Something going wrong at work? You have 2 options: lead up or complain down.
- Complaining down is what you do when you think you can’t do anything about your problem. No one listens to you, so you vent.
- Leading up is when you are less worried about people listening to you and more worried about listening to people.
When you complain down, your morale suffers and the morale of the people around you suffers, too.
Complain to your spouse or friend. Don’t complain in the office. It’s poison. For the people you work with, focus on what you’re going to do to fix the problem.
If someone above you is frustrated, and it comes down on you, don’t be so quick to defend. Listen to them. There’s truth somewhere in what they’re saying.
You will earn their respect by listening instead of defending.
Why? Because it’s the truth! Just because they say it, you feel attacked, doesn’t mean it isn’t true. If you think about what’s right, not about the fact that you’re being attacked, you earn their respect, and the “attacks” (their observations, however communicated) will stop.
What’s that, you say? “But you don’t know my boss. You can’t lead up to my boss. My boss cannot be moved!”
If this is your reality, consider two moments in the Scriptures when someone had an option to lead up or complain down.
“For since I came to Pharaoh to speak in your name, he has done evil to this people, and you have not delivered your people at all.”Exodus 5:23
Moses is newly appointed in his role, and he is clearly not ready. Here he is complaining to his boss: God.
His’ first efforts at obeying God and trying to lead his people against Pharaoh are by any measure a failure. Pharoah ignores him, and worse, raises the level of toil and suffering the Israelites must endure as a response to their supposed extra time being devoted to worship.
Moses actually made things worse for the people he was supposed to help.
And the fact that he turns and complains to God about the results of his efforts shows that he’s not yet mature as a leader.
Leadership is a burden because the leader must stand in the space of “not yet”.
Complaining undermines the very thing you want to have blossom and grow.
A leader names the vision given by God, even when it has not yet come to pass, and even when obstacles arise.
The leader must stay positive when people complain, or when things take a turn for the worse, especially if it’s because of the leader’s mistakes or efforts.
Much later, after Moses has matured, the opposite happens. The people get tired of waiting for Moses, and wandering in the wilderness, so they decide to take matters into their own hands. Aaron, Moses’ co-leader, does not stop them, but instead facilitates their wishes:
“When the people saw that Moses was so long in coming down from the mountain, they gathered around Aaron and said, “Come, make us gods who will go before us. As for this fellow Moses who brought us up out of Egypt, we don’t know what has happened to him.”Exodus 32:1
This is one of the most tragic moments in Scripture.
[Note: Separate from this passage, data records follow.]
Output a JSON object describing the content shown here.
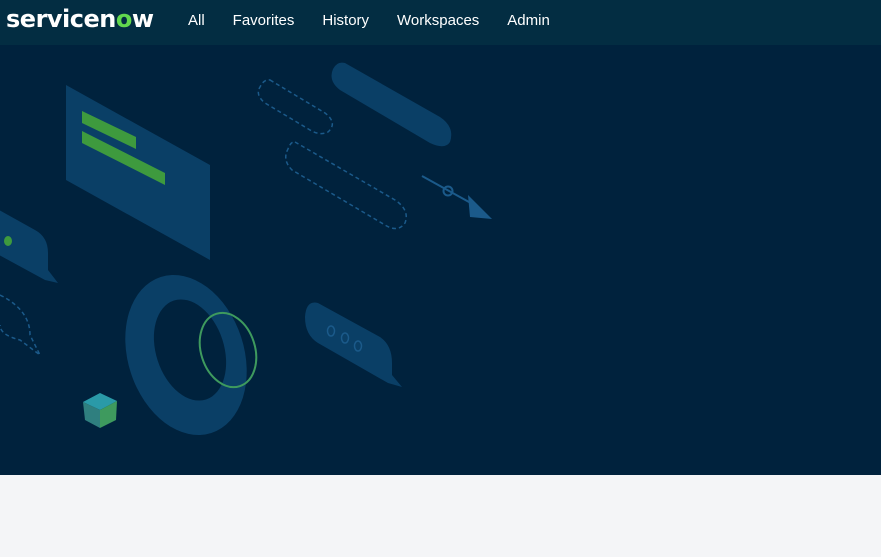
{
  "header": {
    "logo": {
      "text_main": "servicen",
      "text_o": "o",
      "text_end": "w"
    },
    "nav": [
      {
        "label": "All"
      },
      {
        "label": "Favorites"
      },
      {
        "label": "History"
      },
      {
        "label": "Workspaces"
      },
      {
        "label": "Admin"
      }
    ]
  },
  "colors": {
    "header_bg": "#032d42",
    "hero_bg": "#00223d",
    "shape_blue": "#0a3f66",
    "accent_green": "#62d84e",
    "page_bg": "#f4f5f7"
  }
}
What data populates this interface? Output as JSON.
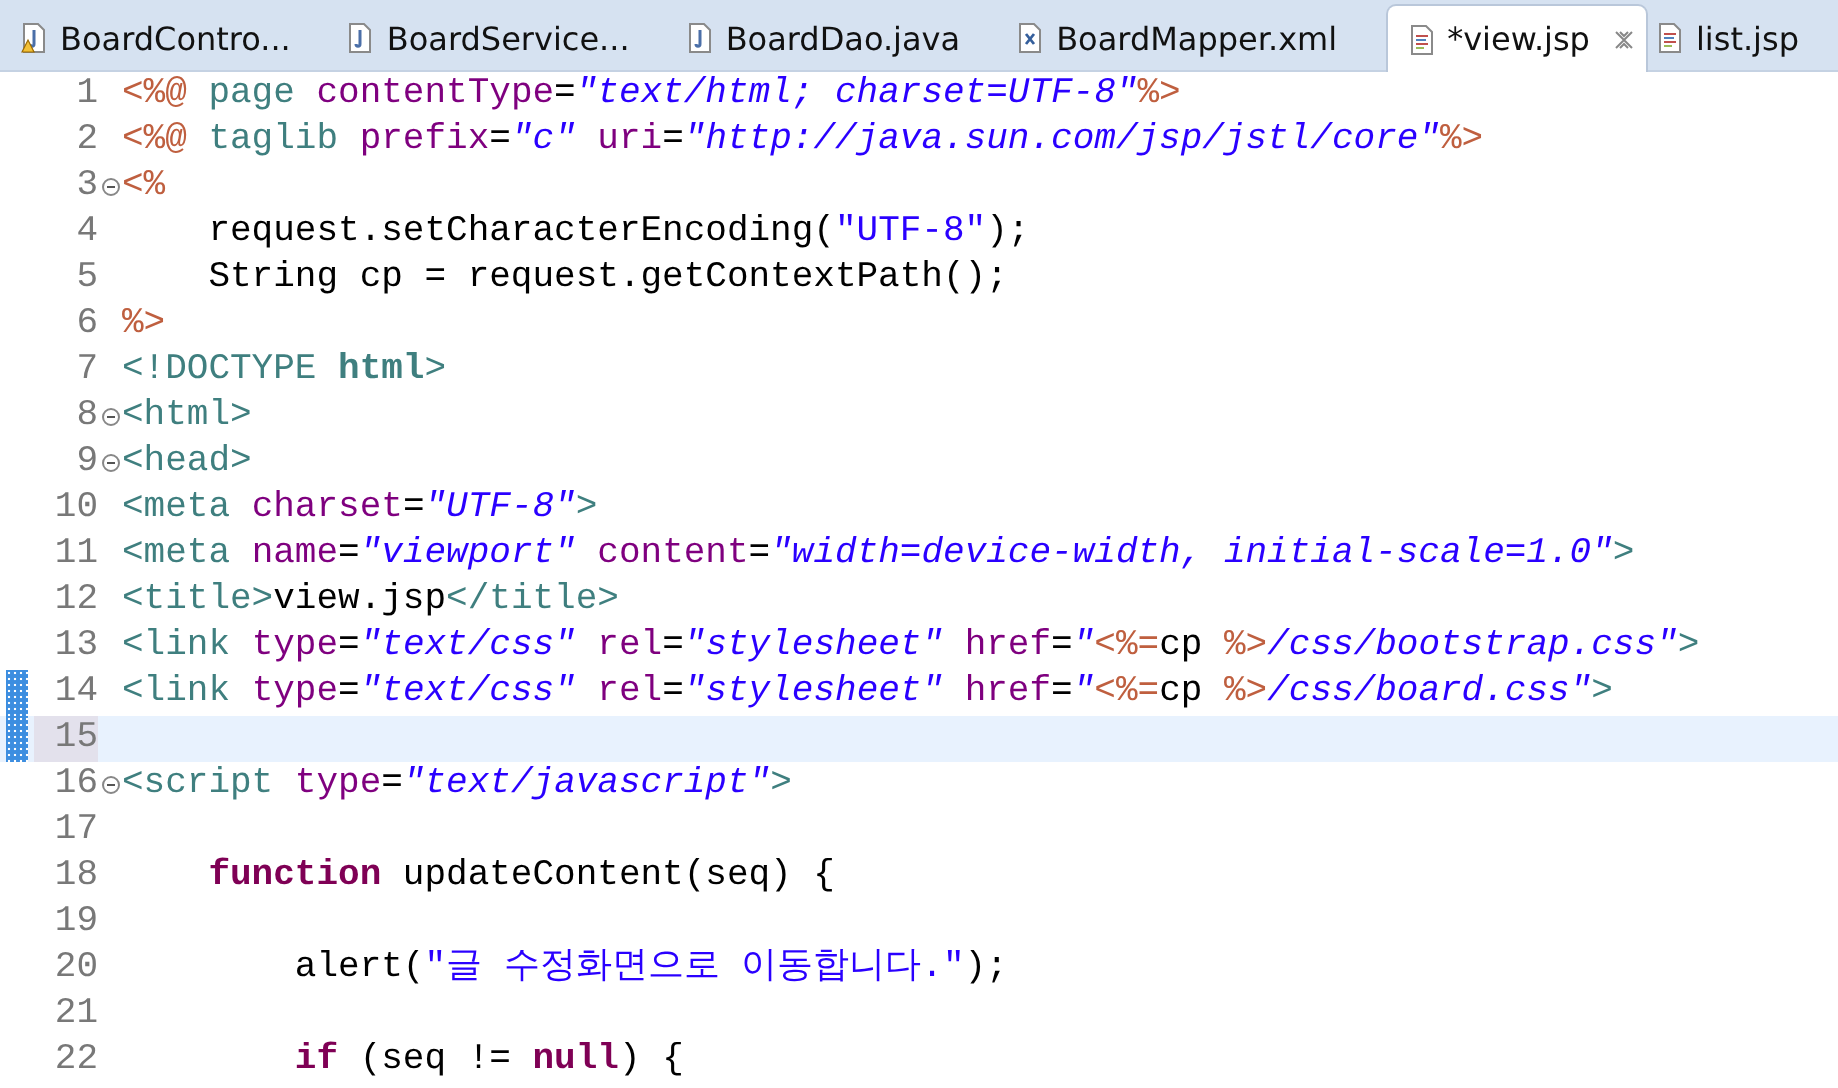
{
  "tabs": [
    {
      "label": "BoardContro...",
      "kind": "java-warning",
      "selected": false
    },
    {
      "label": "BoardService...",
      "kind": "java",
      "selected": false
    },
    {
      "label": "BoardDao.java",
      "kind": "java",
      "selected": false
    },
    {
      "label": "BoardMapper.xml",
      "kind": "xml",
      "selected": false
    },
    {
      "label": "*view.jsp",
      "kind": "jsp",
      "selected": true
    },
    {
      "label": "list.jsp",
      "kind": "jsp",
      "selected": false
    }
  ],
  "editor": {
    "lines": [
      {
        "number": "1",
        "fold": false,
        "current": false,
        "changed": false,
        "tokens": [
          {
            "kind": "delim",
            "text": "<%@"
          },
          {
            "kind": "tag",
            "text": " page"
          },
          {
            "kind": "attr",
            "text": " contentType"
          },
          {
            "kind": "plain",
            "text": "="
          },
          {
            "kind": "str",
            "text": "\"text/html; charset=UTF-8\""
          },
          {
            "kind": "delim",
            "text": "%>"
          }
        ]
      },
      {
        "number": "2",
        "fold": false,
        "current": false,
        "changed": false,
        "tokens": [
          {
            "kind": "delim",
            "text": "<%@"
          },
          {
            "kind": "tag",
            "text": " taglib"
          },
          {
            "kind": "attr",
            "text": " prefix"
          },
          {
            "kind": "plain",
            "text": "="
          },
          {
            "kind": "str",
            "text": "\"c\""
          },
          {
            "kind": "attr",
            "text": " uri"
          },
          {
            "kind": "plain",
            "text": "="
          },
          {
            "kind": "str",
            "text": "\"http://java.sun.com/jsp/jstl/core\""
          },
          {
            "kind": "delim",
            "text": "%>"
          }
        ]
      },
      {
        "number": "3",
        "fold": true,
        "current": false,
        "changed": false,
        "tokens": [
          {
            "kind": "delim",
            "text": "<%"
          }
        ]
      },
      {
        "number": "4",
        "fold": false,
        "current": false,
        "changed": false,
        "tokens": [
          {
            "kind": "plain",
            "text": "    request.setCharacterEncoding("
          },
          {
            "kind": "jsstr",
            "text": "\"UTF-8\""
          },
          {
            "kind": "plain",
            "text": ");"
          }
        ]
      },
      {
        "number": "5",
        "fold": false,
        "current": false,
        "changed": false,
        "tokens": [
          {
            "kind": "plain",
            "text": "    String cp = request.getContextPath();"
          }
        ]
      },
      {
        "number": "6",
        "fold": false,
        "current": false,
        "changed": false,
        "tokens": [
          {
            "kind": "delim",
            "text": "%>"
          }
        ]
      },
      {
        "number": "7",
        "fold": false,
        "current": false,
        "changed": false,
        "tokens": [
          {
            "kind": "tag",
            "text": "<!DOCTYPE "
          },
          {
            "kind": "tagbold",
            "text": "html"
          },
          {
            "kind": "tag",
            "text": ">"
          }
        ]
      },
      {
        "number": "8",
        "fold": true,
        "current": false,
        "changed": false,
        "tokens": [
          {
            "kind": "tag",
            "text": "<html>"
          }
        ]
      },
      {
        "number": "9",
        "fold": true,
        "current": false,
        "changed": false,
        "tokens": [
          {
            "kind": "tag",
            "text": "<head>"
          }
        ]
      },
      {
        "number": "10",
        "fold": false,
        "current": false,
        "changed": false,
        "tokens": [
          {
            "kind": "tag",
            "text": "<meta"
          },
          {
            "kind": "attr",
            "text": " charset"
          },
          {
            "kind": "plain",
            "text": "="
          },
          {
            "kind": "str",
            "text": "\"UTF-8\""
          },
          {
            "kind": "tag",
            "text": ">"
          }
        ]
      },
      {
        "number": "11",
        "fold": false,
        "current": false,
        "changed": false,
        "tokens": [
          {
            "kind": "tag",
            "text": "<meta"
          },
          {
            "kind": "attr",
            "text": " name"
          },
          {
            "kind": "plain",
            "text": "="
          },
          {
            "kind": "str",
            "text": "\"viewport\""
          },
          {
            "kind": "attr",
            "text": " content"
          },
          {
            "kind": "plain",
            "text": "="
          },
          {
            "kind": "str",
            "text": "\"width=device-width, initial-scale=1.0\""
          },
          {
            "kind": "tag",
            "text": ">"
          }
        ]
      },
      {
        "number": "12",
        "fold": false,
        "current": false,
        "changed": false,
        "tokens": [
          {
            "kind": "tag",
            "text": "<title>"
          },
          {
            "kind": "plain",
            "text": "view.jsp"
          },
          {
            "kind": "tag",
            "text": "</title>"
          }
        ]
      },
      {
        "number": "13",
        "fold": false,
        "current": false,
        "changed": false,
        "tokens": [
          {
            "kind": "tag",
            "text": "<link"
          },
          {
            "kind": "attr",
            "text": " type"
          },
          {
            "kind": "plain",
            "text": "="
          },
          {
            "kind": "str",
            "text": "\"text/css\""
          },
          {
            "kind": "attr",
            "text": " rel"
          },
          {
            "kind": "plain",
            "text": "="
          },
          {
            "kind": "str",
            "text": "\"stylesheet\""
          },
          {
            "kind": "attr",
            "text": " href"
          },
          {
            "kind": "plain",
            "text": "="
          },
          {
            "kind": "str",
            "text": "\""
          },
          {
            "kind": "delim",
            "text": "<%="
          },
          {
            "kind": "plain",
            "text": "cp "
          },
          {
            "kind": "delim",
            "text": "%>"
          },
          {
            "kind": "str",
            "text": "/css/bootstrap.css\""
          },
          {
            "kind": "tag",
            "text": ">"
          }
        ]
      },
      {
        "number": "14",
        "fold": false,
        "current": false,
        "changed": true,
        "tokens": [
          {
            "kind": "tag",
            "text": "<link"
          },
          {
            "kind": "attr",
            "text": " type"
          },
          {
            "kind": "plain",
            "text": "="
          },
          {
            "kind": "str",
            "text": "\"text/css\""
          },
          {
            "kind": "attr",
            "text": " rel"
          },
          {
            "kind": "plain",
            "text": "="
          },
          {
            "kind": "str",
            "text": "\"stylesheet\""
          },
          {
            "kind": "attr",
            "text": " href"
          },
          {
            "kind": "plain",
            "text": "="
          },
          {
            "kind": "str",
            "text": "\""
          },
          {
            "kind": "delim",
            "text": "<%="
          },
          {
            "kind": "plain",
            "text": "cp "
          },
          {
            "kind": "delim",
            "text": "%>"
          },
          {
            "kind": "str",
            "text": "/css/board.css\""
          },
          {
            "kind": "tag",
            "text": ">"
          }
        ]
      },
      {
        "number": "15",
        "fold": false,
        "current": true,
        "changed": true
      },
      {
        "number": "16",
        "fold": true,
        "current": false,
        "changed": false,
        "tokens": [
          {
            "kind": "tag",
            "text": "<script"
          },
          {
            "kind": "attr",
            "text": " type"
          },
          {
            "kind": "plain",
            "text": "="
          },
          {
            "kind": "str",
            "text": "\"text/javascript\""
          },
          {
            "kind": "tag",
            "text": ">"
          }
        ]
      },
      {
        "number": "17",
        "fold": false,
        "current": false,
        "changed": false
      },
      {
        "number": "18",
        "fold": false,
        "current": false,
        "changed": false,
        "tokens": [
          {
            "kind": "keyword",
            "text": "    function"
          },
          {
            "kind": "plain",
            "text": " updateContent(seq) {"
          }
        ]
      },
      {
        "number": "19",
        "fold": false,
        "current": false,
        "changed": false
      },
      {
        "number": "20",
        "fold": false,
        "current": false,
        "changed": false,
        "tokens": [
          {
            "kind": "plain",
            "text": "        alert("
          },
          {
            "kind": "jsstr",
            "text": "\"글 수정화면으로 이동합니다.\""
          },
          {
            "kind": "plain",
            "text": ");"
          }
        ]
      },
      {
        "number": "21",
        "fold": false,
        "current": false,
        "changed": false
      },
      {
        "number": "22",
        "fold": false,
        "current": false,
        "changed": false,
        "tokens": [
          {
            "kind": "keyword",
            "text": "        if"
          },
          {
            "kind": "plain",
            "text": " (seq != "
          },
          {
            "kind": "keyword",
            "text": "null"
          },
          {
            "kind": "plain",
            "text": ") {"
          }
        ]
      }
    ]
  }
}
At the very moment that Moses was up on the mountain representing the people to God and talking about their future, they were betraying the compassion of God and the trust of Moses by their faithlessness.
The way I imagine this played out is that the selfish insecurity of a few people morphed into a mob mentality that swept up everyone, to the point where Aaron lacked the courage to name the truth. Bad socio-political situations happen the same way.
Meanwhile, up on the mountain, Moses is talking to God. God says:
“Now leave me alone so that my anger may burn against them and that I may destroy them. Then I will make you into a great nation.”
But Moses sought the favor of the Lord his God. “ Lord,” he said, “why should your anger burn against your people, whom you brought out of Egypt with great power and a mighty hand?”Exodus 32:11
This exchange is remarkable, and shows how much that Moses’ character had evolved over the years into being like God’s character. This is the same person who had killed a man earlier in his life, and then who shrunk from his leadership responsibility and complained instead.
Now here – perhaps, finally – God gives Moses an option to let go of the responsibility of leading the people. God promises that He will find new people. And yet, Moses defends them. It is remarkable.
Earlier in his life, Moses would have surely jumped at this offer. But now, Moses has adopted the same sense of steadfast love and faithfulness that characterizes God.
Leadership is not for those with weak character.
Contrast the two leadership responses in the second part of the story. Aaron acts to protect himself, while Moses puts his life on the line for people who don’t deserve it.
And when I say putting your life on the line, Moses is telling God to calm down!
So stop complaining. Don’t tell me you can’t lead up.
Moses led up to God.